This process is fostered by Article 34 of the GDPR: the prior consultation. If the DPIA points to high risks, the controller must consult with the data protection authority. The data protection authority can limit or prohibit the controller’s plans if it finds that ‘the intended processing does not comply with this Regulation, in particular where risks are insufficiently identified or mitigated’. This is a very ambiguous power. What if the processing would technically comply with the GDPR – e.g. the data subject has consented to the processing, which is necessary for a specified purpose – but still presents risks? It is very well possible that a controller technically adheres to the letter of data protection law without providing adequate protection of fundamental rights.

 

It remains unclear if Article 34 empowers the data protection authority to prohibit data processing which poses risks, but which meets the minimum requirements posed by the data protection principles. This gives data protection authorities the leverage to bargain for rights protection under the threat, or bluff, that the contested processing operation is so risky that it will be prohibited. The ambiguity of Article 34 thus allows norms on risk mitigation to be developed in a piecemeal fashion, outside of the intense lobbying which characterises the EU legislative process. Together with the DPIA, it provides a channel through which data protection authorities can negotiate with controllers on what measures they should take. It is prerequisite, of course, that they are given the resources needed to make full use of this system. With limited funds, data protection authorities will not be able to give hard cases from powerful players the attention they require. Possibly more problematic is that they should also have a democratically legitimate understanding of what rights protection should look like.

 

All’s well that ends well

 

While Article 33 is a welcome addition to the GDPR, it could certainly benefit from a number of improvements. As the trilogues on the GDPR are coming to an end, the EU legislature should use its last opportunity to make it more effective and legitimate. With so few rules on how to protect fundamental rights in the digital context, the data protection impact assessment should be as strong a safety net as it can be. The final GDPR should:

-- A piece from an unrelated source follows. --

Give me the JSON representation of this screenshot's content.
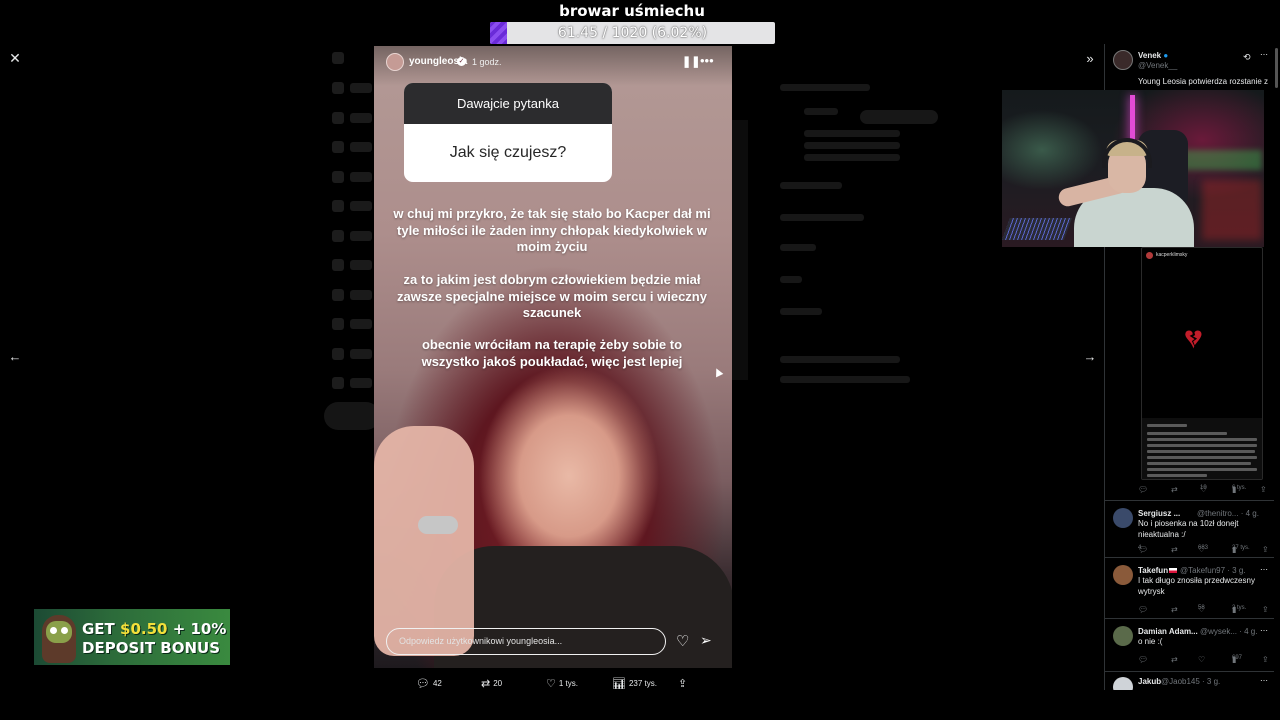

Clarify that risks may also arise from the way in which data is collected, organised, analysed, used or shared. This is necessary to ensure that the DPIA is about more than data security alone, contrary to the CNIL’s guidance on the privacy impact assessment. If the DPIA

is to inspire ethical data processing, it must require a full assessment of the risks to rights and freedoms posed by the entirety of the processing operation.

 

Create a strong duty to consult the public. This would offset the undemocratic nature of the normsetting process, which would otherwise be in the hands of controllers and data protection authorities. To keep technocracy at bay, the input of citizens in the development of these norms is essential. Make it mandatory for controllers to implement the measures which they identify during the DPIA.

Article 33 does not oblige controllers to actually take mitigating measures. Only the Parliament has been thorough enough to propose Article 33a, which requires controllers to check if their data processing is in compliance with their impact assessment.

 

Ensure that the DPIA report is always available to the data protection authorities, even if it (according to the controller) does not point to high risks. The Council version currently contains a loophole in this regard. The DPIA report only has to be provided to the data protection authority if the controller has started a prior consultation, which it only has to do if the DPIA report shows a high level of residual risk.

 

This undercuts the power of the data protection authority to check if it agrees with the assessment. Include a duty to publish the DPIA report. If individuals do not know what is happening, they cannot hold the controller to account. Publication will foster good data practices by enabling individuals to switch to a competitor or to start civil litigation if they see their rights neglected. The report can also function as evidence in court.

 

Claudia Quelle

29/11/15